_What you need to do_.
Which lines below contain the word "localhost"? Copy each one.
------ Provided entries
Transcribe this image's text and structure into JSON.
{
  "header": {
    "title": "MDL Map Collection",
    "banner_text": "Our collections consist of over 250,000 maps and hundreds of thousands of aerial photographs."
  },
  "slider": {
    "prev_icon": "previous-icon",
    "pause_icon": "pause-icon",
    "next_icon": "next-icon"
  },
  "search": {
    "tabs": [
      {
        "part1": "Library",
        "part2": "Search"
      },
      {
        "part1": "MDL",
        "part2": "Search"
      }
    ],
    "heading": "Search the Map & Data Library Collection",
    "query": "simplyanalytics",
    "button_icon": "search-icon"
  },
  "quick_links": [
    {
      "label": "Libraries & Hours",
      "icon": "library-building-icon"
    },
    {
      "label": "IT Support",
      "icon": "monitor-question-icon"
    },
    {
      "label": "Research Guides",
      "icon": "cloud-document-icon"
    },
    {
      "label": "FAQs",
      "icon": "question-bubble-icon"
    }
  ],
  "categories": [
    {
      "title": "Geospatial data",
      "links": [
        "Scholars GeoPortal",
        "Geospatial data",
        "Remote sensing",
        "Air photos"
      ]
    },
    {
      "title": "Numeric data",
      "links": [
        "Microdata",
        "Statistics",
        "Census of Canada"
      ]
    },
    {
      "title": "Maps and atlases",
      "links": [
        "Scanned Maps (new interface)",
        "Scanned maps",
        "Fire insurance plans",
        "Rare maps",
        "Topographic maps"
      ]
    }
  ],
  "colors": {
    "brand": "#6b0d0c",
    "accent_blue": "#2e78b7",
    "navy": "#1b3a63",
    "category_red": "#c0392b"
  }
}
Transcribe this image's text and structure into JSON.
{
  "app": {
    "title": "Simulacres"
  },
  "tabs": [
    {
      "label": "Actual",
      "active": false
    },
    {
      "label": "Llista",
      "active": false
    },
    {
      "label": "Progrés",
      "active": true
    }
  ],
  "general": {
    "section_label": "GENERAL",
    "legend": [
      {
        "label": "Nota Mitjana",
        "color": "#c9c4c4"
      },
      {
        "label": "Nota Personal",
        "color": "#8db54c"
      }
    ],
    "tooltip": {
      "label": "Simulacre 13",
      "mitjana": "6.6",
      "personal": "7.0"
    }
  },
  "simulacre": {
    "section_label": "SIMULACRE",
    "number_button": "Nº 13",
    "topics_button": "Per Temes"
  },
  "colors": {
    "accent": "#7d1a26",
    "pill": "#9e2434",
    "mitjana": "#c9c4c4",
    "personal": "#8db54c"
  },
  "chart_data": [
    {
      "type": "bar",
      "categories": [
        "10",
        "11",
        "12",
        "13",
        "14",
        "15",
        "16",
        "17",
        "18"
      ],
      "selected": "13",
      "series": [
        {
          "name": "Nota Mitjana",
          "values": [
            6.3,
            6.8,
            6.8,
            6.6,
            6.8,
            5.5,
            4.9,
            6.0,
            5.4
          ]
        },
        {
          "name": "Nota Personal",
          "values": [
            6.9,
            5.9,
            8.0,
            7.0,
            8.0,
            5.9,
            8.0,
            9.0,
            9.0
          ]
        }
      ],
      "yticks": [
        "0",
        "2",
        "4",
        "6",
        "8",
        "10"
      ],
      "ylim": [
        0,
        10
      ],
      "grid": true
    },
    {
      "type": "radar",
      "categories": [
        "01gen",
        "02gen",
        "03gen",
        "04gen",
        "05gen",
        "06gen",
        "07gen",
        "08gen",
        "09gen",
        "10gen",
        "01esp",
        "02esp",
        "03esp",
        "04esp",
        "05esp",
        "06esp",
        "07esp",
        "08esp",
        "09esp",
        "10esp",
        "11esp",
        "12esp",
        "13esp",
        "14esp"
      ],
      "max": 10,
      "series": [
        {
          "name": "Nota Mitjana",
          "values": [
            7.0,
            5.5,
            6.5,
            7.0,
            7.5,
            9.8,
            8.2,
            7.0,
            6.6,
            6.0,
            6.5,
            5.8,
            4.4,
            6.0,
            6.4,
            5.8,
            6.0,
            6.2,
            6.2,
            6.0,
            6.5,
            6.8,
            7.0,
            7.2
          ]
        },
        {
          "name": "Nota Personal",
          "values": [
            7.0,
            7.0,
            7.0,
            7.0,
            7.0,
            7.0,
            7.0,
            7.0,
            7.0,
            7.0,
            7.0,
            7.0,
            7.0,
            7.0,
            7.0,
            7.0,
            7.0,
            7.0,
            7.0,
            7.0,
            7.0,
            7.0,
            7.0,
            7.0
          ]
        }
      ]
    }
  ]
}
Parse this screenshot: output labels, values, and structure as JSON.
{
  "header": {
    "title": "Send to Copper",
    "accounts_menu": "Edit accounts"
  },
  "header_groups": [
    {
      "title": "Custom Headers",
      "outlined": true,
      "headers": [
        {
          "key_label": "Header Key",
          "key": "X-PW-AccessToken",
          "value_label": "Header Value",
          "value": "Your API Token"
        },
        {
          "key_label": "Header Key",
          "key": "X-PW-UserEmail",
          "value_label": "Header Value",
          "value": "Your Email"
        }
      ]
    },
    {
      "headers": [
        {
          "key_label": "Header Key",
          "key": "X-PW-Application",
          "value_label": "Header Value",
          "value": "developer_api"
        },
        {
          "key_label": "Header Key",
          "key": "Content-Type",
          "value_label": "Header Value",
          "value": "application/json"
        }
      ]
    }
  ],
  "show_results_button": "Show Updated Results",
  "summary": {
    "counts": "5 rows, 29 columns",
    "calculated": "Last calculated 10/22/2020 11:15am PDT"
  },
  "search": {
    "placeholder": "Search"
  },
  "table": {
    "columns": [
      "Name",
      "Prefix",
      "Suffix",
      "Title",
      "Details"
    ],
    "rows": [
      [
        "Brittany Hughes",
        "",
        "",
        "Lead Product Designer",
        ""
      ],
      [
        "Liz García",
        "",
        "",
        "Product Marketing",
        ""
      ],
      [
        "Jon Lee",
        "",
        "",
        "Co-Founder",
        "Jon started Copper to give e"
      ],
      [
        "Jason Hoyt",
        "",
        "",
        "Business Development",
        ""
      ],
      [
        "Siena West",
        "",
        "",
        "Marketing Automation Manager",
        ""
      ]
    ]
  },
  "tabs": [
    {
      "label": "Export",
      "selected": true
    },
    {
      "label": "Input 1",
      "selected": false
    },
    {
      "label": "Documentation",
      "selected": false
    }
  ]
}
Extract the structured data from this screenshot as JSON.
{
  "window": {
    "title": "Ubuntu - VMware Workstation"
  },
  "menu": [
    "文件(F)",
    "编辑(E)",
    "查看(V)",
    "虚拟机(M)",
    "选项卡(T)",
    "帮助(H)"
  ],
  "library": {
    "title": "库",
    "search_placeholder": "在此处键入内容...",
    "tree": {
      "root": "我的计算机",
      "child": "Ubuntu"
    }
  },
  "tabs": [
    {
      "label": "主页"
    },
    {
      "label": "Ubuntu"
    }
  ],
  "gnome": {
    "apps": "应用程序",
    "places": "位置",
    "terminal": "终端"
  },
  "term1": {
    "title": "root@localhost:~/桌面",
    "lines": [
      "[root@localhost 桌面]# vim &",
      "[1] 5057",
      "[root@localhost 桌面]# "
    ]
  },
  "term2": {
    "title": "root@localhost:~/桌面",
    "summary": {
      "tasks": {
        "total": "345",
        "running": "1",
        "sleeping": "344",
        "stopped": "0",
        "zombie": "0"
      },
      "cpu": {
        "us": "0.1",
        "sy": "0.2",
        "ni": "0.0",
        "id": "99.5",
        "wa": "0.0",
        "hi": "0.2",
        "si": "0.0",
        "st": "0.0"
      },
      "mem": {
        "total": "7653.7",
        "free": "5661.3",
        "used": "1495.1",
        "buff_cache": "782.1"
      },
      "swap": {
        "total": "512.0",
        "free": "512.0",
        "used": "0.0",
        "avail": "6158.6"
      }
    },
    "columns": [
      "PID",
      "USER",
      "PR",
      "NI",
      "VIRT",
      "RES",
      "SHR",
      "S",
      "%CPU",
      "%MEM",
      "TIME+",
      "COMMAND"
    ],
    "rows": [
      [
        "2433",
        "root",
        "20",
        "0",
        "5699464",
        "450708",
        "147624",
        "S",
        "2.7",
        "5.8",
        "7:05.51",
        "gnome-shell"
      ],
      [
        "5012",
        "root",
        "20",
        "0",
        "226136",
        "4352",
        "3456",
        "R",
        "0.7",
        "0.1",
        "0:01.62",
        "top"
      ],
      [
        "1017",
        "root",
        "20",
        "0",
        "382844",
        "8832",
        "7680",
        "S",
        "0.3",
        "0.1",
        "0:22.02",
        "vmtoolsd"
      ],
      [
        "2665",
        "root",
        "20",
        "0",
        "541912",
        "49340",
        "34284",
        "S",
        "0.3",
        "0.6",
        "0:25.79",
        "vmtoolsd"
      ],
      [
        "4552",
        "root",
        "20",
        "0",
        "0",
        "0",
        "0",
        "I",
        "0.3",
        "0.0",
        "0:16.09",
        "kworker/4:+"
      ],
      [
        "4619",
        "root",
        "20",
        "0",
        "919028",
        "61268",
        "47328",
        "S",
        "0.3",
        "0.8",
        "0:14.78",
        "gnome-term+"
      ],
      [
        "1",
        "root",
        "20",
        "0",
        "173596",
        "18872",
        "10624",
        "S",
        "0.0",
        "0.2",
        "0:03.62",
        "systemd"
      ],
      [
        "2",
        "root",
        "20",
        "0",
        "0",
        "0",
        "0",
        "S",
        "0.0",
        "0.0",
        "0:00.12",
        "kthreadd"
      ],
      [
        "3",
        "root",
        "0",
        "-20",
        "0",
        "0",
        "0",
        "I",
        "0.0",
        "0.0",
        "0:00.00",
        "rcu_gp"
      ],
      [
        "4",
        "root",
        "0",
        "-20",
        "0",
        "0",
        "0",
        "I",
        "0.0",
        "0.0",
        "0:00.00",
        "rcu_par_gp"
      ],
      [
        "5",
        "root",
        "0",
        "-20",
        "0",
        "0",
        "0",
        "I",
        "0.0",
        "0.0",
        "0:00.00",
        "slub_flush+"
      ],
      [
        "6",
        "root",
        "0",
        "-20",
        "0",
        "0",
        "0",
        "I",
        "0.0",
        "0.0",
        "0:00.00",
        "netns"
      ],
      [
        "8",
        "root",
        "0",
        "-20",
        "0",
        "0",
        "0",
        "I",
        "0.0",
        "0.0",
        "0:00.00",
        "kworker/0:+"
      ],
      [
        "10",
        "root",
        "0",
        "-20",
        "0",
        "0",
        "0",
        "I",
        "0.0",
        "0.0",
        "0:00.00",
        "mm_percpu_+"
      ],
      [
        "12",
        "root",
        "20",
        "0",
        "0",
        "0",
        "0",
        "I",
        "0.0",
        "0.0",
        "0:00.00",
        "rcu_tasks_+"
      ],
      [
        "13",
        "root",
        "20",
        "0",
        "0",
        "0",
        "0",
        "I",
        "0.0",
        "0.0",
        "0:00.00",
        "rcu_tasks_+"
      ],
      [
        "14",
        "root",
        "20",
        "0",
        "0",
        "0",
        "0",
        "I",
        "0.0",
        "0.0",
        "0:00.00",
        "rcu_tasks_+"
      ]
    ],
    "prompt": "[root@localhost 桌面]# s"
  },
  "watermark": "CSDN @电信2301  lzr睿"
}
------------
_Solution below_.
    "title": "root@localhost:~/桌面",
      "[root@localhost 桌面]# vim &",
      "[root@localhost 桌面]# "
    "title": "root@localhost:~/桌面",
    "prompt": "[root@localhost 桌面]# s"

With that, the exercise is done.